“Grow old along with me! The best is yet to be, the last of life, for which the first was made. Our times are in his hand who saith, ‘A whole I planned, youth shows but half; Trust God: See all, nor be afraid!
Sonnets From The Portuguese
by Elizabeth Barrett Browning
Beloved, my Beloved, when I think
That thou wast in the world a year ago,
What time I sate alone here in the snow
And saw no footprint, heard the silence sink
No moment at thy voice … but, link by link,
Went counting all my chains, as if that so
They never could fall off at any blow
Struck by thy possible hand … why, thus I drink
Of life’s great cup of wonder! Wonderful,
Never to feel thee thrill the day or night
With personal act or speech,—nor ever cull
Some prescience of thee with the blossoms white
Thou sawest growing! Atheists are as dull,
Who cannot guess God’s presence out of sight.
Elizabeth Barrett Browning wrote one of the most famous sonnets, a poem written in secret to her husband before their elopement and marriage.

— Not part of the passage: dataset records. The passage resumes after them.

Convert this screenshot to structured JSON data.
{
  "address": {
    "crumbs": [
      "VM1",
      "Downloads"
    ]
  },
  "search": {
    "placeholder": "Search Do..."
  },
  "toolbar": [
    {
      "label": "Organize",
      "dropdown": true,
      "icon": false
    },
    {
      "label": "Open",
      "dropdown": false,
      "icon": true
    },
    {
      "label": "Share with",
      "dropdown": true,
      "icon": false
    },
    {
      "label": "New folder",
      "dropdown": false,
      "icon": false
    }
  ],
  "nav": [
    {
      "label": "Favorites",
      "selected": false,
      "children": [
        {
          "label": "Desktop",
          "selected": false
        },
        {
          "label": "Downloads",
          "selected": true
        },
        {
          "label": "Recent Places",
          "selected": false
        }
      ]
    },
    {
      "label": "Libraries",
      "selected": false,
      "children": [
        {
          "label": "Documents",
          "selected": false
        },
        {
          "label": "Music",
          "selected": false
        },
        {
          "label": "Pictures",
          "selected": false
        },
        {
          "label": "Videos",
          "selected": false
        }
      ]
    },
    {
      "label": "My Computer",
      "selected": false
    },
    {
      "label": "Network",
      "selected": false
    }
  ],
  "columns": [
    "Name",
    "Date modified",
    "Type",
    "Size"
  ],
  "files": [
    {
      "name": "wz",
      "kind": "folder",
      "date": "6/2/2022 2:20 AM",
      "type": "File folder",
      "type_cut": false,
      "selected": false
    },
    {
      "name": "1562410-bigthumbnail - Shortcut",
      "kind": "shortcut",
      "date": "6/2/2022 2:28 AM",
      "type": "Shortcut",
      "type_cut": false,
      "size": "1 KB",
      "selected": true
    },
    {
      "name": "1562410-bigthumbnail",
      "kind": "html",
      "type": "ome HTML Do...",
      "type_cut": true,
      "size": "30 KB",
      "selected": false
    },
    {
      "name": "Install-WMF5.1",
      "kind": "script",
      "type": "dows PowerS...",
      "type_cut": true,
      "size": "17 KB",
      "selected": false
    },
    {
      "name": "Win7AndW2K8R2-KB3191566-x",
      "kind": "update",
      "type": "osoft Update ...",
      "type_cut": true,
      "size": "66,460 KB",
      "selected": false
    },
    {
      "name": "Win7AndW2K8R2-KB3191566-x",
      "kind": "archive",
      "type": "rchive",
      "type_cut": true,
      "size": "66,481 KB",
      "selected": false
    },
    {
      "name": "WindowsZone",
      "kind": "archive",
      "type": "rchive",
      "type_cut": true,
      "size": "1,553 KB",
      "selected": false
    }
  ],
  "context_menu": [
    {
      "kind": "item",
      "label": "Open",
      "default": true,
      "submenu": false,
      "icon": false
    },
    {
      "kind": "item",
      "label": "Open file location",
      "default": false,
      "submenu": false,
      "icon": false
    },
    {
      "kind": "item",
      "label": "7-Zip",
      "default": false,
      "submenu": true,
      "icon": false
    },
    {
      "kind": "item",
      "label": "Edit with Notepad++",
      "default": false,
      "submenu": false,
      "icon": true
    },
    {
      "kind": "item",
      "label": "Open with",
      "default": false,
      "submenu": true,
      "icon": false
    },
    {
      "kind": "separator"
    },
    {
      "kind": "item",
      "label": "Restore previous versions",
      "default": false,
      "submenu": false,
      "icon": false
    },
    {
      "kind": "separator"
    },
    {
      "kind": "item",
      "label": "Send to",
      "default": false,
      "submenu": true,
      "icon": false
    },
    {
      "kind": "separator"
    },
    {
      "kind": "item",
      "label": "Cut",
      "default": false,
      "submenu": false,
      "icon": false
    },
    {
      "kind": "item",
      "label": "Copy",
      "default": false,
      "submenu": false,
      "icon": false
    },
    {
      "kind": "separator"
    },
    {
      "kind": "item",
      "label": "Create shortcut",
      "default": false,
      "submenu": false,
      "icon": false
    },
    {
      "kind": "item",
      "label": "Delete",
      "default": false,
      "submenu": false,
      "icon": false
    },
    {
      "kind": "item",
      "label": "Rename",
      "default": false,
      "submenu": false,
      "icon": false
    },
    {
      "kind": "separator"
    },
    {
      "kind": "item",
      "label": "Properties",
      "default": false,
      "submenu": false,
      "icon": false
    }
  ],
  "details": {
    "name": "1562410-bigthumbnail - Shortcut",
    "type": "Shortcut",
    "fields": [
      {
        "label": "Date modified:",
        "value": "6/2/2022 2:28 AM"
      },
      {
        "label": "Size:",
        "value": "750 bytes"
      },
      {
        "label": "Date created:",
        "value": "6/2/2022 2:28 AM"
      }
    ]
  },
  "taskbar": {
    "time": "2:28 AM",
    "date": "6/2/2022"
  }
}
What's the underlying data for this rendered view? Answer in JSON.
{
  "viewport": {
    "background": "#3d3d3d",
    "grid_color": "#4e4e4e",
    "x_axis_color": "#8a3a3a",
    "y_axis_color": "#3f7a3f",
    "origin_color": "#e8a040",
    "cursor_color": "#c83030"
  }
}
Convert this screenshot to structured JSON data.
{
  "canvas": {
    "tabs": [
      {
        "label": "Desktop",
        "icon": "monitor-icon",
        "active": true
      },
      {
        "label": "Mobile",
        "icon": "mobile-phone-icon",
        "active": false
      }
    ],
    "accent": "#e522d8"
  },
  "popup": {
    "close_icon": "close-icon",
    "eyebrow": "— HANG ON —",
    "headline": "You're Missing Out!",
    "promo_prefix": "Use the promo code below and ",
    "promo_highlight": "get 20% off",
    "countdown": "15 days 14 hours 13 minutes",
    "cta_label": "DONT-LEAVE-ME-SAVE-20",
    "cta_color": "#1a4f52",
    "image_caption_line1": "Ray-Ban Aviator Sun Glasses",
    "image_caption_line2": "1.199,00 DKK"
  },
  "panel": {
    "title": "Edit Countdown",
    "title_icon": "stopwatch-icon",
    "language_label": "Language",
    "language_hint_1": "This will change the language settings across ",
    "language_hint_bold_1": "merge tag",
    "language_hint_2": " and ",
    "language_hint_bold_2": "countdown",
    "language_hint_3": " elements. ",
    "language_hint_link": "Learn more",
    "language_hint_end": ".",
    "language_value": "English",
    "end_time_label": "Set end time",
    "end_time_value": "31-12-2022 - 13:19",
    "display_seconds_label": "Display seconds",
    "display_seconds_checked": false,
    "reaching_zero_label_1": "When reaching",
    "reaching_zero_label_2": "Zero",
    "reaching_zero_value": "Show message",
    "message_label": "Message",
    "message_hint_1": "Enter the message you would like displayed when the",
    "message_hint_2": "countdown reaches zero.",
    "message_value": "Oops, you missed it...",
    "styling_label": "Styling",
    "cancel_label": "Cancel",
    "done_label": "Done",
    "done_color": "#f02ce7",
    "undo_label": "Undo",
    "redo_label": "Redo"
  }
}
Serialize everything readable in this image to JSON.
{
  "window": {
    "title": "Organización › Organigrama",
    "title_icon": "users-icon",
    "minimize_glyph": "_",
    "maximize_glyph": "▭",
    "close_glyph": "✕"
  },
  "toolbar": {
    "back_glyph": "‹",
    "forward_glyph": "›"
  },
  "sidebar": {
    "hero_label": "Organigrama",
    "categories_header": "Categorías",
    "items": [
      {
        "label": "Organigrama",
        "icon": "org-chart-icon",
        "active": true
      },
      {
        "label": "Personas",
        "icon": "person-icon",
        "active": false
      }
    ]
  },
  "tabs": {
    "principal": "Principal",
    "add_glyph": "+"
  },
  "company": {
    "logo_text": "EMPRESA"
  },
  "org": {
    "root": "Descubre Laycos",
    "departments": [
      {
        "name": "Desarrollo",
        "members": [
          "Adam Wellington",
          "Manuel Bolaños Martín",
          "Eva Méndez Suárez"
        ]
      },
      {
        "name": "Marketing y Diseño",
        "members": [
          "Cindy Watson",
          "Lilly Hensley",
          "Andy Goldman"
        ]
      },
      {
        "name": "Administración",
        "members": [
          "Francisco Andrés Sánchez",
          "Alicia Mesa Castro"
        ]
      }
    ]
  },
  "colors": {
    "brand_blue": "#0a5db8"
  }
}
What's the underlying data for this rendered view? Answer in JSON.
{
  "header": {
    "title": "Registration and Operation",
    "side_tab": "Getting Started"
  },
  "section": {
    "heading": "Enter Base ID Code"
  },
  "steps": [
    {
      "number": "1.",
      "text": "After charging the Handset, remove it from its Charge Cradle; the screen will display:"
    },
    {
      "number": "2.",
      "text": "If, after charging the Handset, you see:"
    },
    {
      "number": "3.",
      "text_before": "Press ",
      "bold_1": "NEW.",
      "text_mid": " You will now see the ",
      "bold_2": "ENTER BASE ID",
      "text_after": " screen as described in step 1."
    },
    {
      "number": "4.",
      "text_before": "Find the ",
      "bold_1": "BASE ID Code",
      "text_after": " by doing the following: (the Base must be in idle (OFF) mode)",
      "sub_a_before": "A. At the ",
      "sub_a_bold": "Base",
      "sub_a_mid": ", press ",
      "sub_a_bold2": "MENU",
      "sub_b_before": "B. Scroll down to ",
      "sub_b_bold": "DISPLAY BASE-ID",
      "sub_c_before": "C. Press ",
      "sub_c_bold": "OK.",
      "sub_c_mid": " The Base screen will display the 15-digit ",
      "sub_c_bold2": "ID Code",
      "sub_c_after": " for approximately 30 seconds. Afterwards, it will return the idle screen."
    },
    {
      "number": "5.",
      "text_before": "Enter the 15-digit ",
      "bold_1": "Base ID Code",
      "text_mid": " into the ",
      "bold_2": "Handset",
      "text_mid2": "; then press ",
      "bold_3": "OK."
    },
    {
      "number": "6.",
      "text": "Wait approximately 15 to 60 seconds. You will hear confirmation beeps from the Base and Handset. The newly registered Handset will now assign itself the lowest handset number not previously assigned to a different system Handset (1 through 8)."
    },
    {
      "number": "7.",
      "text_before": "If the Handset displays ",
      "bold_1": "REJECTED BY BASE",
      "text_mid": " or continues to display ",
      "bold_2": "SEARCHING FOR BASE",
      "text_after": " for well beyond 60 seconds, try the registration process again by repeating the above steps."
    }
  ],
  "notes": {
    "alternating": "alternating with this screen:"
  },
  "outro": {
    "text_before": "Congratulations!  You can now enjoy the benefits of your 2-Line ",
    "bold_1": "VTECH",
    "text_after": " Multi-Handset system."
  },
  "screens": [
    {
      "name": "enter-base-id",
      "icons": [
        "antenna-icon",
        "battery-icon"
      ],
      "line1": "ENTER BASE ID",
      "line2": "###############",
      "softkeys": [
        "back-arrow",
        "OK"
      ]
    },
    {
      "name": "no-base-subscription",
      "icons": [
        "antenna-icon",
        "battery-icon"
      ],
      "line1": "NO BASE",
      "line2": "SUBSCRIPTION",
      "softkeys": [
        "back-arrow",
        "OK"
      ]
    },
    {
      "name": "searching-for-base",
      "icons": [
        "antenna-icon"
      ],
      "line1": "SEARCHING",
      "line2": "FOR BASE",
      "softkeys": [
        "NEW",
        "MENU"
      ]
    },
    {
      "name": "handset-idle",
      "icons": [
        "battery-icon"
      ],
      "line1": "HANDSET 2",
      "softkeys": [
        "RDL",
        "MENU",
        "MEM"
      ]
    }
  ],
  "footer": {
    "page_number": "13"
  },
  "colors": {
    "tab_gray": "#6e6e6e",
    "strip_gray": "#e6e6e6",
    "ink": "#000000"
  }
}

Their love story an iconic example of the power of love and poetry to transform lives. It is also a powerful of example of a writer writing for herself and the enjoyment it brought to her life.
Although during her lifetime and well into the 20th Century her husband’s work overshadowed Elizabeth’s in literary circles, if you were to ask someone to quote a Robert Browning poem from memory all but the most astute literary minds would likely come up blank. However, I would fancy a modest bet that almost everyone can complete the first line of one of Elizabeth’s Sonnet’s From The Portuguese, if they hear the title; “How Do I Love Thee.” Elizabeth and Robert met on the basis of her courage to write and publish despite the lack of acceptance of such pursuits by her controlling father. Elizabeth wrote a poem in which she praised work of Robert’s. He returned the favor, sending her a fan letter, telling of his admiration for her work in both poetry and her unique translation of Prometheus Bound. The two proceeded to fall in love through correspondence of a combined more than 500 letters over 2 years, in which Robert slowly helped Elizabeth overcome her reluctance to wed, stemming from her emotional devastation caused by her brother’s tragic death from drowning during a period of Elizabeth’s convalescence seaside to help alleviate the symptoms of lung disease which effected her throughout her life. She blamed herself for her brother’s death through what she felt was her own selfish need for him to be by her side while she was away recuperating and worried what giving her heart to Robert might bring in terms of sorrows as well as joys. Fortunately for both, love prevailed and their marriage proved successful in all facets of their partnership.
As both Elizabeth’s and Robert’s body of work grew and their stature in the literary world became established, she steadfastly maintained her independence. Elizabeth wrote: “I never wrote to please any of you, not even to please my own husband”. Good advice for all writers. Write what pleases you, regardless of whether it is met with ignorance, admonishment or acclaim. Sometimes the best work is written for an audience of one.
by Robert Browning
At the midnight in the silence of the sleep-time,
When you set your fancies free,
Will they pass to where—by death, fools think, imprisoned—
Low he lies who once so loved you, whom you loved so,
Oh to love so, be so loved, yet so mistaken!
What had I on earth to do
With the slothful, with the mawkish, the unmanly?
Like the aimless, helpless, hopeless, did I drivel
One who never turned his back but marched breast forward,
Never doubted clouds would break,
Never dreamed, though right were worsted, wrong would triumph,
Held we fall to rise, are baffled to fight better,
Sleep to wake.
No, at noonday in the bustle of man’s work-time
Greet the unseen with a cheer!
Bid him forward, breast and back as either should be,
“Strive and thrive!” cry “Speed,—fight on, fare ever
There as here!”